For Ophelia’s front entrance, this team built the formwork for and poured the concrete ramp! Many thanks are due to Andrew and Steve for helping with the ramp’s design and construction.
The semester concluded with an “in-house” celebration of the Studio and the incredible body of work accomplished this year. We’ll miss these students dearly, and hope they return to Hale again soon (5th-year, perhaps?). Once a part of Rural Studio, always a part of Rural Studio.
Auburn University 1st-Year architecture students graced Rural Studio with fresh faces and eager spirits. Main campus professors Alyssa Kuhns and Gorham Bird organized a wonderful project for the students which culminated in a drive to Newbern and a day of fabrication at the Morrisette Campus. The experience was a blast for Rural Studio faculty and students. Let’s get into how the 1st-Years studied, designed, and made their, ‘Things for Sitting’.
In Studio Preparation
The 1st-year students began the ‘A Thing for Sitting’ project by studying iconic benches, chairs, and stools. Next, they developed highly crafted 1:5 models and rendered drawings of their assigned iconic ‘thing for sitting’. After this study, in groups, they developed their own ‘thing for sitting’ inspired by what they studied. First, each student individually developed joinery studies connecting planar or linear elements. Those studies were combined to create a group assembly.
The joints and resulting assembly or ‘thing for sitting’ were developed through full-scale cardboard mock-ups, 1:1 drawings, and storyboards to ensure students were working within the material, tool, and process limitations. With approved designs and drawings, they piled into cars for a Saturday caravan to the Rural Studio Morrisette Campus.
Welcome to Newbern
The 1st-Years have arrived! The day started with a thorough introduction to the proper use and safety precautions of basic power tools. Steve Long taught the lesson with demonstrations from the ongoing projects’ tool trailers. That’s right, these 1st-Years took on the task of making beautiful objects, not in the illustrious Rural Studio woodshop. Instead, they worked “on-site” at the Fabrication Pavilion with construction-grade tools. With safety training completed, the 1st-Years began practicing with several faculty members and students to keep watchful eyes and dole out advice.
After a little power tool practice and a big lunch from Chef Catherine, the 1st-Years began making their objects. First, they fabricated their pre-designed joints using 2″ x 4″ Southern Yellow Pine lumber and plywood. They also had access to all the tools the trailers have to offer and their own personal Rural Studio student.
Making a ‘Thing for Sitting’
When the students completed their own joint, it was time to fit it together with the rest of their teams’ pieces to create the full ‘Thing for Sitting’. To make the parts come together as one took adjustments to the individual joints and sometimes the entire design. Thankfully, Faculty members Chelsea Elcott, Steve Long, Emily McGlohn, and even Andrew Freear joined in to right all the wrongs and problem solve. In just 5 hours of intense work, every single 1st-year team created a ‘Thing to Sit’ which stood entirely on its own. Even more impressive, every single object was sit-able! No splintering under pressure here.

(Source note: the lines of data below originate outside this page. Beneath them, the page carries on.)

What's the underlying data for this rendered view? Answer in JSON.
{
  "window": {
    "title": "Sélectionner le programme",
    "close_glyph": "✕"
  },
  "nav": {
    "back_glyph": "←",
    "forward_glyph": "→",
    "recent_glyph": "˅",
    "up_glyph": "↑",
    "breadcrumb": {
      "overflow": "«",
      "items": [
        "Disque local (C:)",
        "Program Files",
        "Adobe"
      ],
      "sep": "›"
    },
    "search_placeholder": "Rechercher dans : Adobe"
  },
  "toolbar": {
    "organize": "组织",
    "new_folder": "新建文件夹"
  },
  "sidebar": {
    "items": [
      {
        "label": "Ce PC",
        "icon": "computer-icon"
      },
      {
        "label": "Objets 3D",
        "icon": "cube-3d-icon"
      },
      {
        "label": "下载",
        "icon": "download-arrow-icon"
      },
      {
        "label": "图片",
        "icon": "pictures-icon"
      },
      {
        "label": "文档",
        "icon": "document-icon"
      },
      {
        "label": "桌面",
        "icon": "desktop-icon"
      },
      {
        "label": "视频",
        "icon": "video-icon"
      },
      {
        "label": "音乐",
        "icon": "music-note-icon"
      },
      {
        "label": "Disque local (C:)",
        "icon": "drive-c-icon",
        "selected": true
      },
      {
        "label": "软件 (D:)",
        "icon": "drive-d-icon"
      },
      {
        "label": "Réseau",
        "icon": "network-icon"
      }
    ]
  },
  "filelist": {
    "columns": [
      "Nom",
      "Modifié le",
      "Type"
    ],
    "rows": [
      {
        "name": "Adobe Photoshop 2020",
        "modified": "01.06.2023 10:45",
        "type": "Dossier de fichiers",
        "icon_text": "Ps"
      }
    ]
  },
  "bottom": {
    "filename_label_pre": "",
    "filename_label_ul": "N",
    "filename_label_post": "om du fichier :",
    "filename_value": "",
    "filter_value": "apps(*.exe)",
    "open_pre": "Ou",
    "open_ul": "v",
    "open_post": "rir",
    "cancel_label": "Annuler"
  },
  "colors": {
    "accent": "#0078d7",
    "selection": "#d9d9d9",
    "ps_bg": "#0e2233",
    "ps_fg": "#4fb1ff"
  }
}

The day ended with a gathering of students and fabricated objects on the Great Hall. Each student team spoke about their objects’ inspiration and aspirations. Mostly, they spoke of what they learned. Everything from communicating with team members to how difficult it was to take it from drawing to reality. “Things don’t just fit together as you drew them!” Learning typical design-build lessons early. Overall, everyone gained confidence in using tools and fabrication. Hopefully, some of them caught the Rural Studio bug!
Rural Studio faculty and students were impressed and proud of the 1st-Year students’ final product as well as their journey to it. Check out their lovely ‘Things for Sitting’ above! A big thanks to professors Alyssa Kuhns, Gorham Bird, and David Kennedy for planning the day and bringing the 1st-Years over to Hale County. Come back and visit soon!